Last night, Nothando, from Swaziland, stood up and made an announcement at dinner asking us to stand in solidarity with her during this very sad time. There was a moment of silence where even the slightest clink of a fork on a plate was hugely disrespectful. Never have I been in the cafeteria in such silence, pregnant with the loss of Mandela, heavy with the sorrow of globe at his passing. The cafeteria notice board is appropriately decorated with “Rest in Peace” translated in the many languages that are iterated daily around campus. This is the beauty of a true UWC school, where everyone is in solidarity with one another, no matter racial, religious, and socioeconomic differences.

This morning, at Cookie Break, we had another small ceremony, however this time it was a little more formal with our school’s head philanthropist, director, and Admissions Director speaking. Benoît (Head of Philanthropy) spoke about when he met Nelson Mandela after being involved with UWC for many years already. This was at the time when Mandela and Queen Noor had been just newly inaugurated as honorary UWC presidents. Benoît told us about asking the great man, “What food should I eat from your country that I might never consume elsewhere?” Mandela’s response was an order of thirteen fried caterpillars. Out of grace, Benoît would have to eat all of them.

Mandela was a man of strength and joy, who embraced life with all that he could muster from within himself. He was a man who overcame. I am proud to have learned more in depth about him at Pearson, a home that emphasizes dignity, diversity, and acceptance. As Mandela was one of our presidents, I feel now that it is our role to carry on his legacy and young people who will grow older and, in turn, fight for what is truly right.

May Nelson Mandela rest in peace.

Nkosi Sikelel’ iAfrika.

On Single Stories


Today, in my Theory of Knowledge lesson, we listened to an Oxford TED Talk by a Nigerian woman. She talked about the power of the Single Story, which is a story that ultimately fabricates the most general stereotypes of a group of people. For example, she talked about how she went to the United States for school and her American roommate was so keen on learning about her “tribal music”, so pleasantly surprised at the level of English she spoke, so taken aback when she discovered that, in fact, this Nigerian knew how to use a stove properly. From there, it was obvious that the American roommate had been told a Single Story that encompassed all of Africa: the story that Africans are poor, underdeveloped, and lacking in the adequate education of a variety of things.

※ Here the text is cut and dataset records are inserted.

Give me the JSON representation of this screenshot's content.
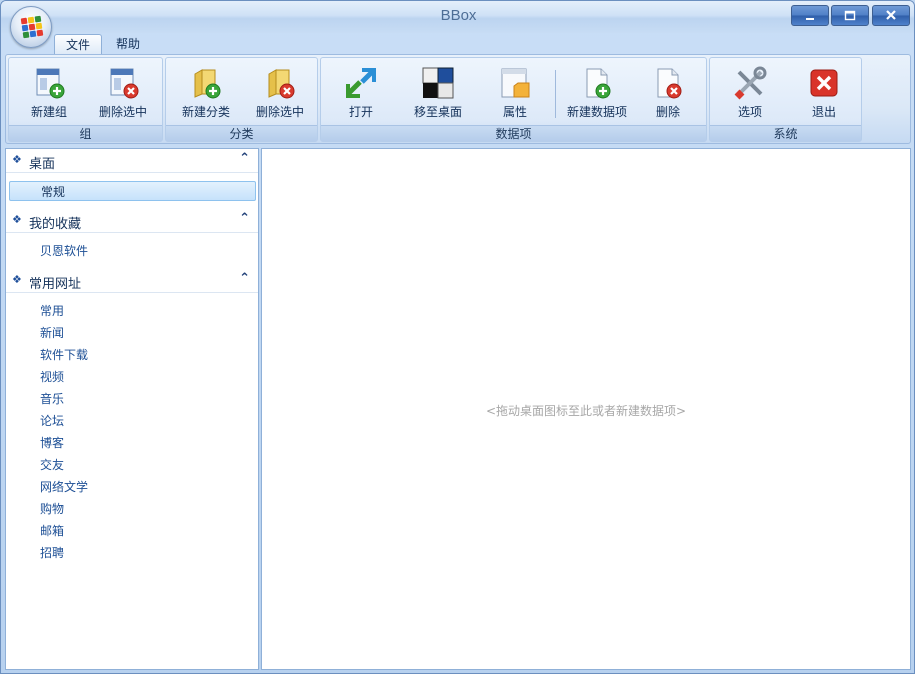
{
  "window": {
    "title": "BBox"
  },
  "menu": {
    "tabs": [
      "文件",
      "帮助"
    ]
  },
  "ribbon": {
    "groups": [
      {
        "label": "组",
        "buttons": [
          {
            "label": "新建组",
            "icon": "new-group-icon"
          },
          {
            "label": "删除选中",
            "icon": "delete-group-icon"
          }
        ]
      },
      {
        "label": "分类",
        "buttons": [
          {
            "label": "新建分类",
            "icon": "new-category-folder-icon"
          },
          {
            "label": "删除选中",
            "icon": "delete-category-folder-icon"
          }
        ]
      },
      {
        "label": "数据项",
        "buttons": [
          {
            "label": "打开",
            "icon": "open-arrows-icon"
          },
          {
            "label": "移至桌面",
            "icon": "move-to-desktop-icon"
          },
          {
            "label": "属性",
            "icon": "properties-icon"
          },
          {
            "label": "新建数据项",
            "icon": "new-item-icon"
          },
          {
            "label": "删除",
            "icon": "delete-item-icon"
          }
        ]
      },
      {
        "label": "系统",
        "buttons": [
          {
            "label": "选项",
            "icon": "options-tools-icon"
          },
          {
            "label": "退出",
            "icon": "exit-icon"
          }
        ]
      }
    ]
  },
  "sidebar": {
    "sections": [
      {
        "title": "桌面",
        "items": [
          "常规"
        ]
      },
      {
        "title": "我的收藏",
        "items": [
          "贝恩软件"
        ]
      },
      {
        "title": "常用网址",
        "items": [
          "常用",
          "新闻",
          "软件下载",
          "视频",
          "音乐",
          "论坛",
          "博客",
          "交友",
          "网络文学",
          "购物",
          "邮箱",
          "招聘"
        ]
      }
    ]
  },
  "main": {
    "empty_hint": "<拖动桌面图标至此或者新建数据项>"
  },
  "colors": {
    "accent": "#4f7fc7",
    "ribbon_bg": "#dbe8f7",
    "link": "#1d4f95",
    "selection": "#c6e2fb"
  }
}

Personally, I found this so interesting because, at Pearson College, a United World College, I believe that many people are unknowingly fed Single Stories either prior to attendance at the college and even during. I had a short conversation with Zeena from Colorado in class this morning and she was telling me how before she had come to Canada, she was only aware of the one “Eh!” stereotype. However, now, after having spent a few months in British Columbia, she is so much more acutely aware of Canadian stereotypes and even how some of them are quite true. Does a Single Story go hand in hand with stereotypes? If so, then are Single Stories and/or stereotypes eternally negative?

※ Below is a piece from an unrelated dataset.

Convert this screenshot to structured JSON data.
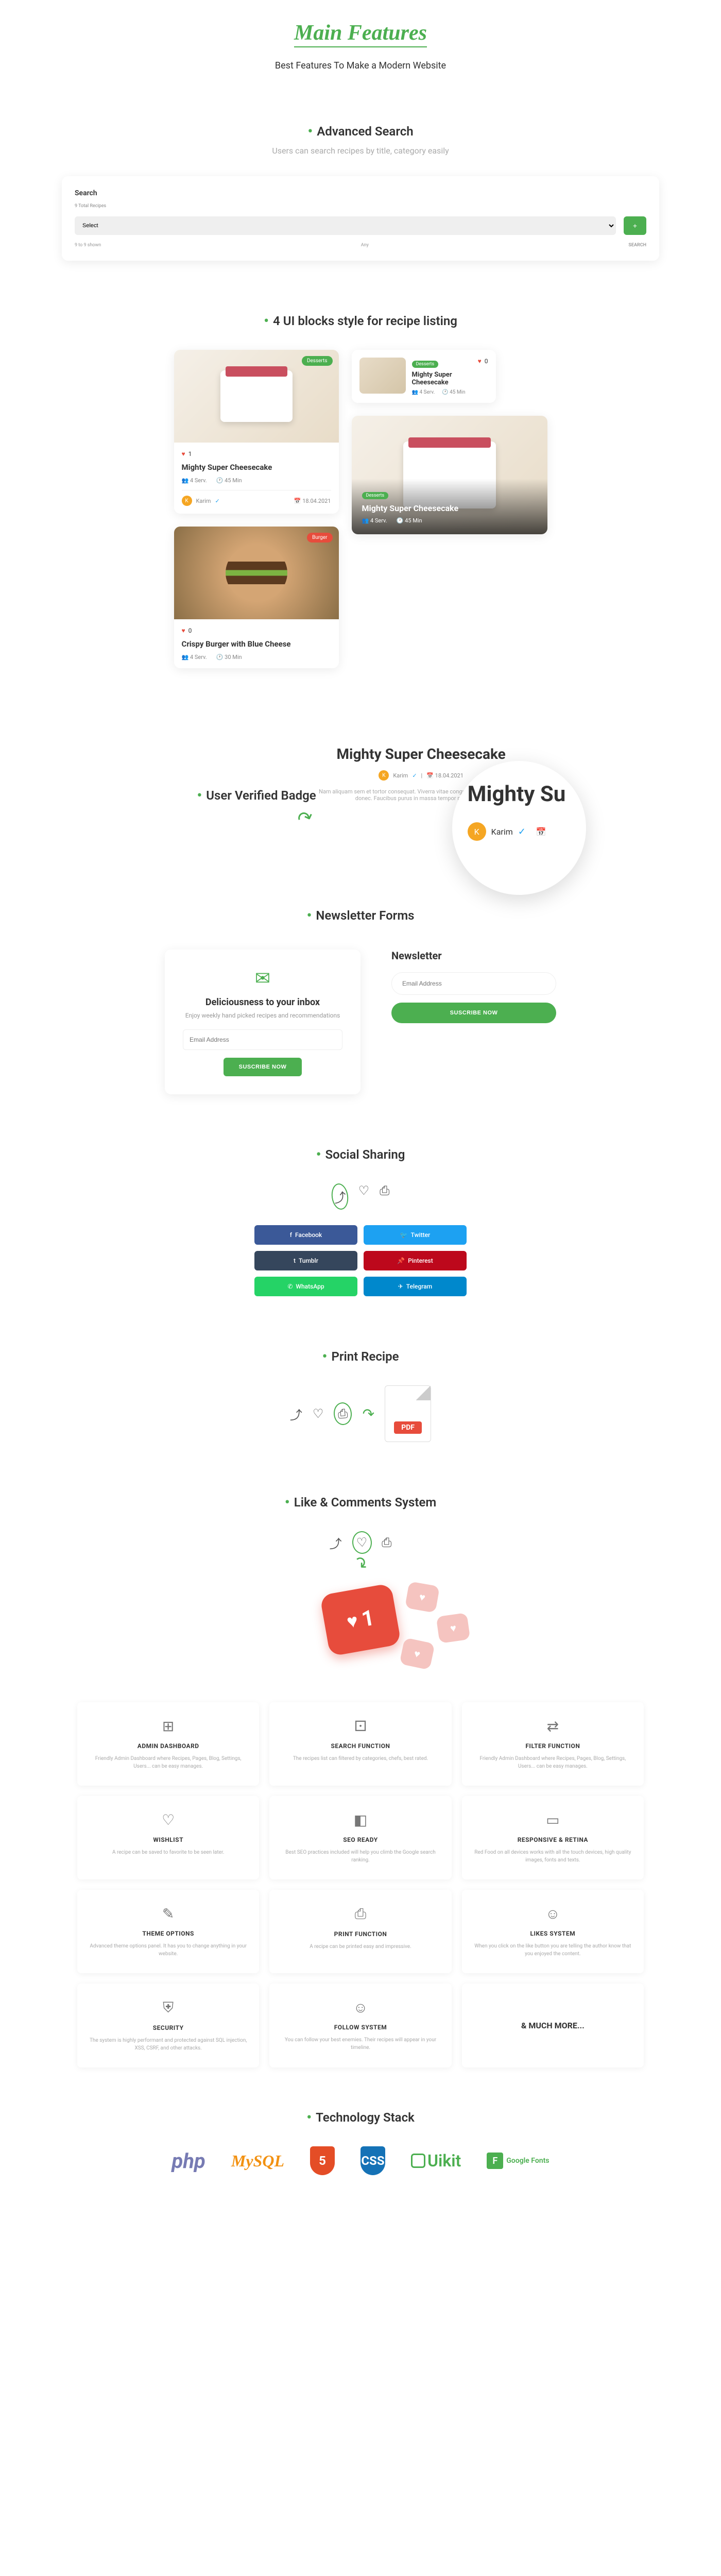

Maybe the point that the Nigerian woman was trying to bring up in her TED Talk was that Single Stories generalize too much, that they inhibit the opportunity to move forward in knowledge, whereas stereotypes can be many and can develop with the passing of time. Single Stories, like any story, are lasting, like myth and legend. Stereotypes are much more easily broken because you can change them after one interaction with one another person. Stories are passed down like inheritance through families, friends, and societies. Sometimes they are more cemented in place through media. (Example: Western media influences our view on the Arab culture.)

In an atmosphere at Pearson, people come with stereotypical baggage and an encyclopedia full of Single Stories. It is ultimately up to us to defy these or gradually change them.

On another note, my next Theory of Knowledge class is on Thursday and we’re going to do a jump in the bay at 7:15 in the morning. Insane.